"This will clear up any questions about Microsoft's right to use the name 'Internet Explorer,'" said Microsoft spokesman Jim Cullinan.
As previously reported, software developer Dhiren Rana sued Microsoft in late 1995 for trademark infringement a few months after the company began marketing its new browser under the name Internet Explorer. Rana alleged that, beginning in 1994, he had applied the name to a competing Web browser he had designed for SyNet, an Illinois Internet service provider that has since gone bankrupt.
Rana could not be reached for comment.
Microsoft had argued that the Internet Explorer name was generic--similar to terms such as "aspirin" or "database"--and therefore not eligible for trademark status. It had asked U.S. District Judge Charles Norgle Sr. of Chicago to dismiss the case, and had petitioned the U.S. Patent and Trademark Office (PTO) to block Rana's application.
Both Norgle and attorneys at the PTO denied Microsoft's requests. Norgle convened a seven-person jury and began hearing the case yesterday. The PTO published Rana's application yesterday, the first step toward its approval.
Under the terms of the settlement, Microsoft is to pay $5 million in exchange for Rana's agreement to dismiss the case and transfer to Microsoft the federal application, as well as a separate registration to the name already granted by the state of Illinois.
"We are confident we would have won this case on the merits, but we are pleased to put this issue behind us," Microsoft's Cullinan added. "It appears the events in the court room helped us achieve a settlement that is in the interest of all the parties."

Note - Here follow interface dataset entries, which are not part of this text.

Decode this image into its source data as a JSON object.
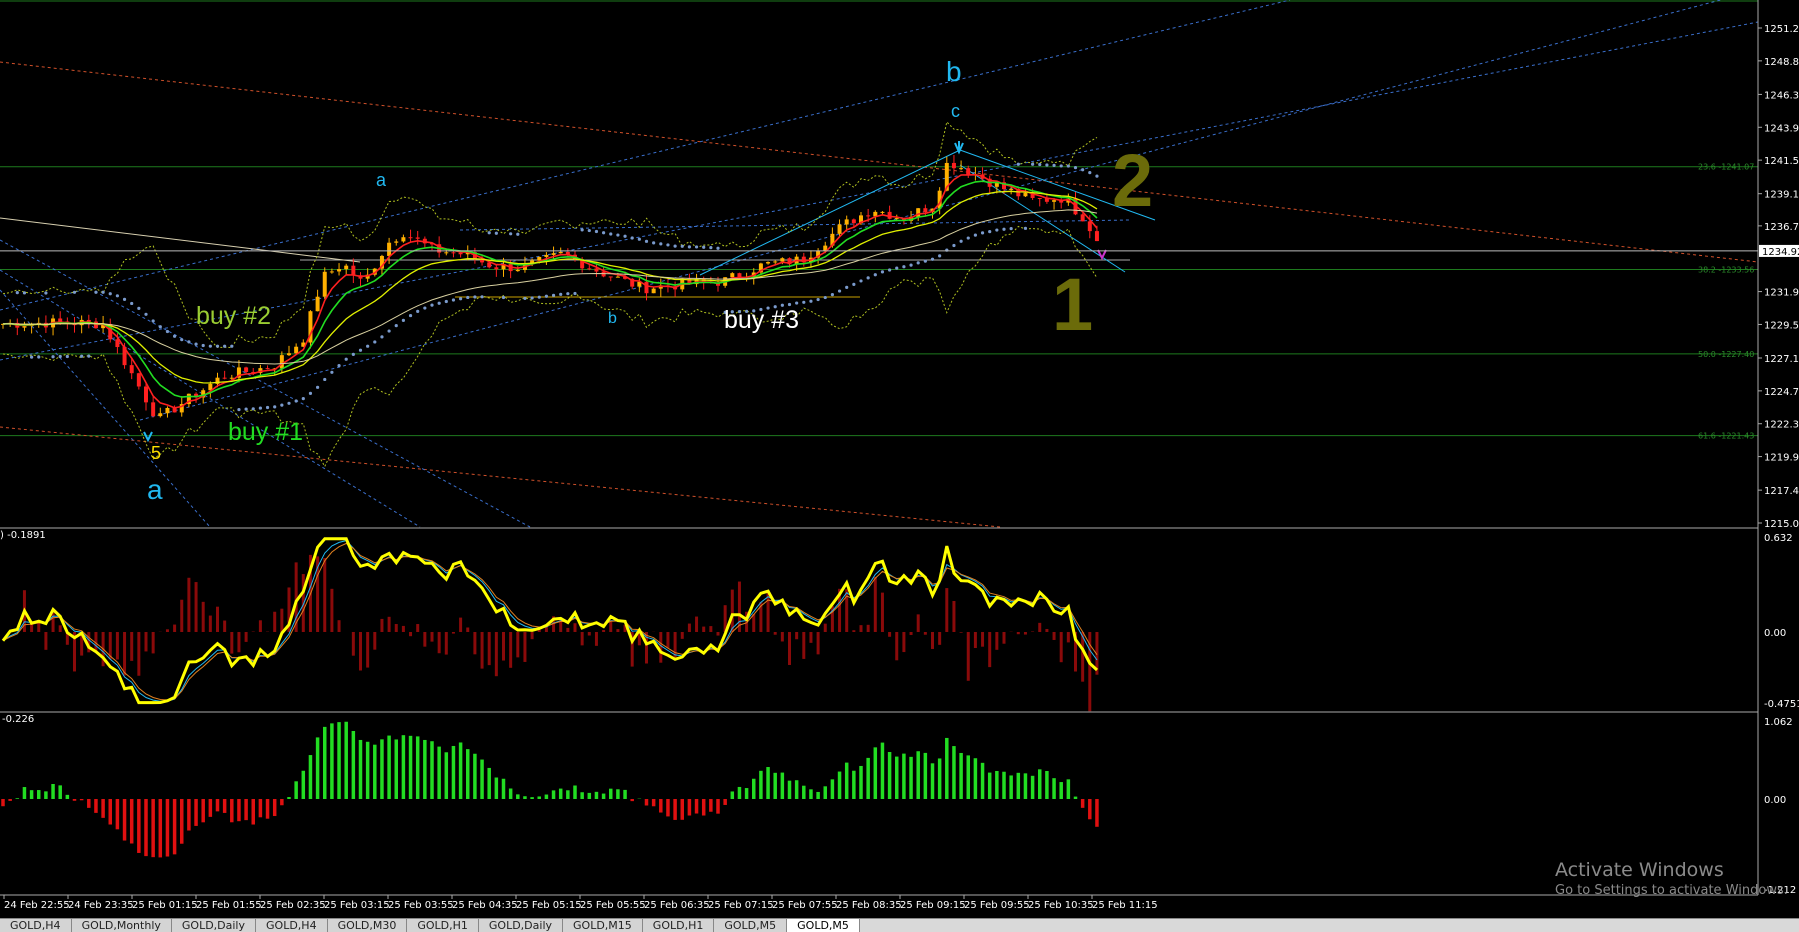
{
  "main_chart": {
    "price_axis": [
      "1251.20",
      "1248.80",
      "1246.35",
      "1243.95",
      "1241.55",
      "1239.10",
      "1236.75",
      "1234.92",
      "1231.95",
      "1229.55",
      "1227.10",
      "1224.70",
      "1222.30",
      "1219.90",
      "1217.45",
      "1215.05"
    ],
    "current_price": "1234.92",
    "fib_labels": [
      "23.6 -1241.07",
      "38.2 -1233.56",
      "50.0 -1227.40",
      "61.6 -1221.43"
    ],
    "annotations": {
      "wave_b_top": "b",
      "wave_c": "c",
      "wave_a_mid": "a",
      "wave_b_low": "b",
      "wave_5": "5",
      "wave_a_bottom": "a",
      "buy1": "buy #1",
      "buy2": "buy #2",
      "buy3": "buy #3",
      "big1": "1",
      "big2": "2"
    }
  },
  "oscillator1": {
    "label": ") -0.1891",
    "axis": [
      "0.632",
      "0.00",
      "-0.4751"
    ]
  },
  "oscillator2": {
    "label": "-0.226",
    "axis": [
      "1.062",
      "0.00",
      "-1.212"
    ]
  },
  "time_axis": [
    "24 Feb 22:55",
    "24 Feb 23:35",
    "25 Feb 01:15",
    "25 Feb 01:55",
    "25 Feb 02:35",
    "25 Feb 03:15",
    "25 Feb 03:55",
    "25 Feb 04:35",
    "25 Feb 05:15",
    "25 Feb 05:55",
    "25 Feb 06:35",
    "25 Feb 07:15",
    "25 Feb 07:55",
    "25 Feb 08:35",
    "25 Feb 09:15",
    "25 Feb 09:55",
    "25 Feb 10:35",
    "25 Feb 11:15"
  ],
  "tabs": [
    "GOLD,H4",
    "GOLD,Monthly",
    "GOLD,Daily",
    "GOLD,H4",
    "GOLD,M30",
    "GOLD,H1",
    "GOLD,Daily",
    "GOLD,M15",
    "GOLD,H1",
    "GOLD,M5",
    "GOLD,M5"
  ],
  "active_tab_index": 10,
  "watermark": {
    "line1": "Activate Windows",
    "line2": "Go to Settings to activate Windows."
  },
  "colors": {
    "bull_candle": "#ffb000",
    "bear_candle": "#ff2020",
    "ma_red": "#ff2020",
    "ma_green": "#22dd22",
    "ma_yellow": "#e0f000",
    "cyan": "#21b8f0",
    "fib": "#1e7a1e",
    "osc_main": "#ffff00",
    "hist_green": "#22dd22",
    "hist_red": "#e01010"
  }
}
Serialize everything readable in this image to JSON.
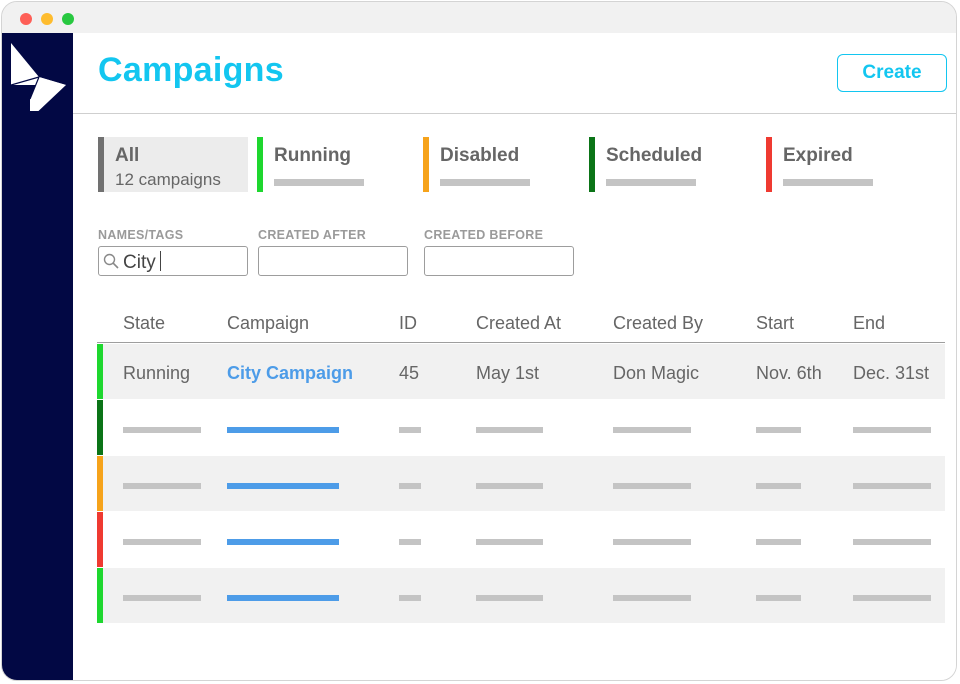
{
  "colors": {
    "accent": "#13c6f0",
    "sidebar": "#020844",
    "link": "#4d9ce8",
    "running": "#1ed72f",
    "disabled": "#f6a31b",
    "scheduled": "#0b7417",
    "expired": "#ef3a31",
    "all": "#717171"
  },
  "header": {
    "title": "Campaigns",
    "create_label": "Create"
  },
  "filter_tabs": [
    {
      "label": "All",
      "count": "12 campaigns",
      "color": "#717171"
    },
    {
      "label": "Running",
      "color": "#1ed72f"
    },
    {
      "label": "Disabled",
      "color": "#f6a31b"
    },
    {
      "label": "Scheduled",
      "color": "#0b7417"
    },
    {
      "label": "Expired",
      "color": "#ef3a31"
    }
  ],
  "filters": {
    "names_tags": {
      "label": "NAMES/TAGS",
      "value": "City"
    },
    "created_after": {
      "label": "CREATED AFTER",
      "value": ""
    },
    "created_before": {
      "label": "CREATED BEFORE",
      "value": ""
    }
  },
  "table": {
    "columns": [
      "State",
      "Campaign",
      "ID",
      "Created At",
      "Created By",
      "Start",
      "End"
    ],
    "rows": [
      {
        "state": "Running",
        "campaign": "City Campaign",
        "id": "45",
        "created_at": "May 1st",
        "created_by": "Don Magic",
        "start": "Nov. 6th",
        "end": "Dec. 31st",
        "color": "#1ed72f"
      },
      {
        "color": "#0b7417"
      },
      {
        "color": "#f6a31b"
      },
      {
        "color": "#ef3a31"
      },
      {
        "color": "#1ed72f"
      }
    ]
  },
  "icons": {
    "search": "search-icon",
    "logo": "logo-icon"
  }
}
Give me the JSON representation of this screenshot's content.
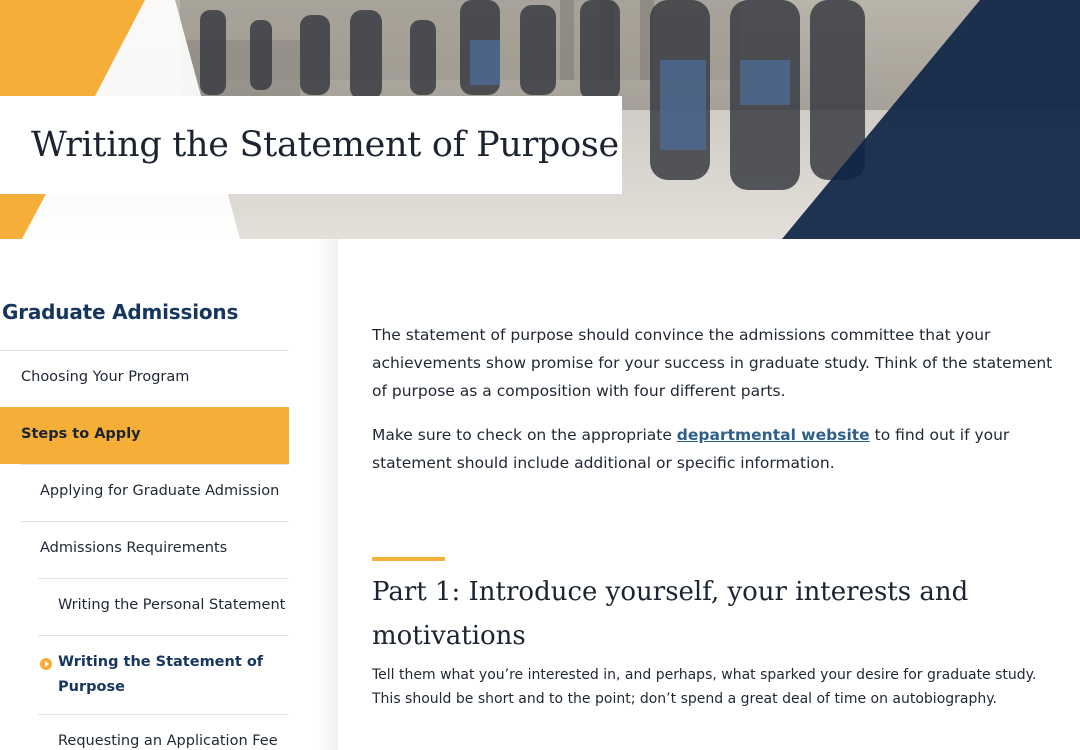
{
  "hero": {
    "title": "Writing the Statement of Purpose"
  },
  "sidebar": {
    "heading": "Graduate Admissions",
    "items": [
      {
        "label": "Choosing Your Program",
        "level": 0
      },
      {
        "label": "Steps to Apply",
        "level": 0,
        "state": "active-section"
      },
      {
        "label": "Applying for Graduate Admission",
        "level": 1
      },
      {
        "label": "Admissions Requirements",
        "level": 1
      },
      {
        "label": "Writing the Personal Statement",
        "level": 2
      },
      {
        "label": "Writing the Statement of Purpose",
        "level": 2,
        "state": "current"
      },
      {
        "label": "Requesting an Application Fee",
        "level": 2
      }
    ]
  },
  "main": {
    "intro": "The statement of purpose should convince the admissions committee that your achievements show promise for your success in graduate study. Think of the statement of purpose as a composition with four different parts.",
    "check": {
      "before": "Make sure to check on the appropriate ",
      "link": "departmental website",
      "after": " to find out if your statement should include additional or specific information."
    },
    "part1": {
      "title": "Part 1: Introduce yourself, your interests and motivations",
      "body": "Tell them what you’re interested in, and perhaps, what sparked your desire for graduate study. This should be short and to the point; don’t spend a great deal of time on autobiography."
    }
  },
  "colors": {
    "accent": "#f5ae37",
    "navy": "#16365e",
    "link": "#2e5f8a"
  }
}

Microsoft now is in the unusual position of applying for a registration it has vigorously opposed for more than two years. Although other companies that may have their eye on the mark are free to adopt Microsoft's argument that "Internet Explorer" is ineligible for trademark status, there is little doubt that the software giant will be able use the name, according to Mitchell Zimmerman, a trademark attorney at Fenwick & West.
For one thing, Microsoft stands a good chance that the application will be approved, he explained, giving the company the uncontested right to use the name. If the application is rejected, Microsoft is free to continue using the name as a descriptive term, and is even free to file a new application that would contend that the term has taken on "secondary meaning," given the millions of dollars Microsoft has poured into the marketing of the browser.
"One way or the other, they'll be able to protect it," Zimmerman said.